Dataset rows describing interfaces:

- - -

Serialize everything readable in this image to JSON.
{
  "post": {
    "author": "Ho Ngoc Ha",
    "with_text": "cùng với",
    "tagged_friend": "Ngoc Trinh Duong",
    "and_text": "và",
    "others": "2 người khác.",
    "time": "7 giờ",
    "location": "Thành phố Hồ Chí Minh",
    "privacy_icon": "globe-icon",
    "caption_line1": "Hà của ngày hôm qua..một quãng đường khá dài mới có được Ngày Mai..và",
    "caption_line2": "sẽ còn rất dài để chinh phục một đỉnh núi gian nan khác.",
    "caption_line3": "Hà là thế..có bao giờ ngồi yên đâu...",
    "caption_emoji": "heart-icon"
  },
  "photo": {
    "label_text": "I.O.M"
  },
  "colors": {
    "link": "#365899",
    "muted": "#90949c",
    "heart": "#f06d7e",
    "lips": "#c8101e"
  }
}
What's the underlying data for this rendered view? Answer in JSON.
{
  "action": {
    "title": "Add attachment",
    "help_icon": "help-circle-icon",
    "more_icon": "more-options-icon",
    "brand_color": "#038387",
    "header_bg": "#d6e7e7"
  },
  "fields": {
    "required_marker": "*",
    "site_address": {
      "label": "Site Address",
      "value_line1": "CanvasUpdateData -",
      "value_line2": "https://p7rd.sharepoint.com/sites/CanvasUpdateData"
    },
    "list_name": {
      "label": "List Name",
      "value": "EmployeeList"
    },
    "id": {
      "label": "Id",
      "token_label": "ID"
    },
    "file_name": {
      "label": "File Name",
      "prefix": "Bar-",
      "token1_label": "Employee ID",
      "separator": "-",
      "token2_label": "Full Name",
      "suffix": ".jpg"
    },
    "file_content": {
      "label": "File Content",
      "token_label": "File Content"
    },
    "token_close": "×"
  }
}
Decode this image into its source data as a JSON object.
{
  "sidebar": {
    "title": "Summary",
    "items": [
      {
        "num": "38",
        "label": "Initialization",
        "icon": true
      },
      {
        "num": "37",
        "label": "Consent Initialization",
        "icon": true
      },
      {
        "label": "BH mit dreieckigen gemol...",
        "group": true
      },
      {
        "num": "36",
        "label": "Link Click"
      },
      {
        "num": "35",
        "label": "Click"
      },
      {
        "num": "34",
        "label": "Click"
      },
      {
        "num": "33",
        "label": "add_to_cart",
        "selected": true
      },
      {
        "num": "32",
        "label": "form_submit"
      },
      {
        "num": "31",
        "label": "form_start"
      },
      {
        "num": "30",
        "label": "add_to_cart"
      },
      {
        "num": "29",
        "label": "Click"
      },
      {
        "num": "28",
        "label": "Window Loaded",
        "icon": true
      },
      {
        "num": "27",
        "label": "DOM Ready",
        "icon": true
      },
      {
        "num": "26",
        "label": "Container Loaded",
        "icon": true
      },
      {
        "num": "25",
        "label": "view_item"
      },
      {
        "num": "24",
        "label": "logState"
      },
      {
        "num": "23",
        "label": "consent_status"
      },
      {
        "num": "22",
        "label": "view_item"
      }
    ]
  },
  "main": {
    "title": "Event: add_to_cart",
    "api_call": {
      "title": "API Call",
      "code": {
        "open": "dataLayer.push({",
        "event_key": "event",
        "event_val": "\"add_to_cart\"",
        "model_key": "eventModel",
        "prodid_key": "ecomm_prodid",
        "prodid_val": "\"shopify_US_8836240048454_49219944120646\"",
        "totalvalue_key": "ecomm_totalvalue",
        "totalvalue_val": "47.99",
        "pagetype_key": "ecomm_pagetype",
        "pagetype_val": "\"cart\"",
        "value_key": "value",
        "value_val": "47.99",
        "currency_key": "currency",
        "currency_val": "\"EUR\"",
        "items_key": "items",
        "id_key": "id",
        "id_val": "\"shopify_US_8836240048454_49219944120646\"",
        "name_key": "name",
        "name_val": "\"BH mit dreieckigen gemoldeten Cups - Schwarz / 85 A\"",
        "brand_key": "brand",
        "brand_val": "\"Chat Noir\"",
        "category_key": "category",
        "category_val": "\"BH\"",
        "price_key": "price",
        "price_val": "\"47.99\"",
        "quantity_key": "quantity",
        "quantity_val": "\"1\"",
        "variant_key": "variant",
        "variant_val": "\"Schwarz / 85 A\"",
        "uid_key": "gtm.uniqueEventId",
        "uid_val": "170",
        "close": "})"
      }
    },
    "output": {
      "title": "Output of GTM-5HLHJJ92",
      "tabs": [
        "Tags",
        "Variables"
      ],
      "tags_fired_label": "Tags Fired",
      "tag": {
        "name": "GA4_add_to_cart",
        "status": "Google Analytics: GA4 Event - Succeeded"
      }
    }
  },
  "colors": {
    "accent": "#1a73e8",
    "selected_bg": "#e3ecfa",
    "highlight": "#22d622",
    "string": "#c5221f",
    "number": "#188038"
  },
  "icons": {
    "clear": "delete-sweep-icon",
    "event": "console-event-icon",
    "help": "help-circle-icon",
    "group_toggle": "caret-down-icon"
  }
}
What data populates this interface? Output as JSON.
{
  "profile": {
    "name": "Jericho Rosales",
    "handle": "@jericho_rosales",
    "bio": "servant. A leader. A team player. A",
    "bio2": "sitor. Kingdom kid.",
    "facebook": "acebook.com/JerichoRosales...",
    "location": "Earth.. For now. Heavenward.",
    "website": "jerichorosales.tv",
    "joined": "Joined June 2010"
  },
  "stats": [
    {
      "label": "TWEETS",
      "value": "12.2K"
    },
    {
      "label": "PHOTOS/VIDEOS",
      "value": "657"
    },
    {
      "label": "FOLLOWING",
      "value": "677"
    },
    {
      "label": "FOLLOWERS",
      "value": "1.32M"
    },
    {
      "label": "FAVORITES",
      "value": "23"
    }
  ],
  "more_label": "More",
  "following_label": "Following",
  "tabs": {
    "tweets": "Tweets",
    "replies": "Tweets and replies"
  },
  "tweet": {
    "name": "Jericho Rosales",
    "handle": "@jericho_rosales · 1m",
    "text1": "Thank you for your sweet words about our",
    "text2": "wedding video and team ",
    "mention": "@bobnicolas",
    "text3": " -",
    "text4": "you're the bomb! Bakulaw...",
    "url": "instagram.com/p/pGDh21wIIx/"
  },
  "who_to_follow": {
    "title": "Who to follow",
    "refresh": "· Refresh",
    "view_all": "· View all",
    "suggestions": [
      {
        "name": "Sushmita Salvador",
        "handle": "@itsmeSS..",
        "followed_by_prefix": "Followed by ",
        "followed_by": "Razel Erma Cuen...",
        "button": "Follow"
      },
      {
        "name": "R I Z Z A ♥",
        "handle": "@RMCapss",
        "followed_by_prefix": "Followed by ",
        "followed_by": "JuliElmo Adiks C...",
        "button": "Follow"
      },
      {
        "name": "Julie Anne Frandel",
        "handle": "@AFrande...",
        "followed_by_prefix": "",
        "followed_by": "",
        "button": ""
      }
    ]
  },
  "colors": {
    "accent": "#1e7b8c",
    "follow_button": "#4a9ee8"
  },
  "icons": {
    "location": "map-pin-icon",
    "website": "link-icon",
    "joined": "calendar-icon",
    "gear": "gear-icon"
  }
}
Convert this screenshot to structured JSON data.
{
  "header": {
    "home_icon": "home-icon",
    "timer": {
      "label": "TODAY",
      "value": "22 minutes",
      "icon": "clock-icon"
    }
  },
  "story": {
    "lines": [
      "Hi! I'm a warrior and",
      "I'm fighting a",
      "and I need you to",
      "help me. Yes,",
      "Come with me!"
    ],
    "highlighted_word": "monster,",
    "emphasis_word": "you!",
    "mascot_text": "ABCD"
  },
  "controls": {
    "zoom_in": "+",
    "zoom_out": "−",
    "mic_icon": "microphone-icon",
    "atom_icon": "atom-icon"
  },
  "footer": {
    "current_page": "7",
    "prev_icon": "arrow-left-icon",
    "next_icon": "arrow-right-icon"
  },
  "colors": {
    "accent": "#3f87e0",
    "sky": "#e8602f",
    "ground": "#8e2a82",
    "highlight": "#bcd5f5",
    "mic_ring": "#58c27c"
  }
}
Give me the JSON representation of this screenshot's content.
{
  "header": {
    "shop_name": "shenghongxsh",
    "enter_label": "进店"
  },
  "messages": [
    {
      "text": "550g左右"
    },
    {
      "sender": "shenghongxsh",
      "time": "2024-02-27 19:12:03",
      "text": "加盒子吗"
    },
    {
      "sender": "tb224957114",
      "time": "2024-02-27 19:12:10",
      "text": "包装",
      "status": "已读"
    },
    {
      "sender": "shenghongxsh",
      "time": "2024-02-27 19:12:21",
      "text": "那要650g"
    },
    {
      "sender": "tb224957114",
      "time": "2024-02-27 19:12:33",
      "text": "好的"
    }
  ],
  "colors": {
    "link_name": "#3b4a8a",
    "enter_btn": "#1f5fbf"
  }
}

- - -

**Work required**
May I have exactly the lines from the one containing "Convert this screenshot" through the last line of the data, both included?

**Result for this exercise**
Convert this screenshot to structured JSON data.
{
  "header": {
    "home_icon": "home-icon",
    "timer": {
      "label": "TODAY",
      "value": "22 minutes",
      "icon": "clock-icon"
    }
  },
  "story": {
    "lines": [
      "Hi! I'm a warrior and",
      "I'm fighting a",
      "and I need you to",
      "help me. Yes,",
      "Come with me!"
    ],
    "highlighted_word": "monster,",
    "emphasis_word": "you!",
    "mascot_text": "ABCD"
  },
  "controls": {
    "zoom_in": "+",
    "zoom_out": "−",
    "mic_icon": "microphone-icon",
    "atom_icon": "atom-icon"
  },
  "footer": {
    "current_page": "7",
    "prev_icon": "arrow-left-icon",
    "next_icon": "arrow-right-icon"
  },
  "colors": {
    "accent": "#3f87e0",
    "sky": "#e8602f",
    "ground": "#8e2a82",
    "highlight": "#bcd5f5",
    "mic_ring": "#58c27c"
  }
}
Give me the JSON representation of this screenshot's content.
{
  "header": {
    "shop_name": "shenghongxsh",
    "enter_label": "进店"
  },
  "messages": [
    {
      "text": "550g左右"
    },
    {
      "sender": "shenghongxsh",
      "time": "2024-02-27 19:12:03",
      "text": "加盒子吗"
    },
    {
      "sender": "tb224957114",
      "time": "2024-02-27 19:12:10",
      "text": "包装",
      "status": "已读"
    },
    {
      "sender": "shenghongxsh",
      "time": "2024-02-27 19:12:21",
      "text": "那要650g"
    },
    {
      "sender": "tb224957114",
      "time": "2024-02-27 19:12:33",
      "text": "好的"
    }
  ],
  "colors": {
    "link_name": "#3b4a8a",
    "enter_btn": "#1f5fbf"
  }
}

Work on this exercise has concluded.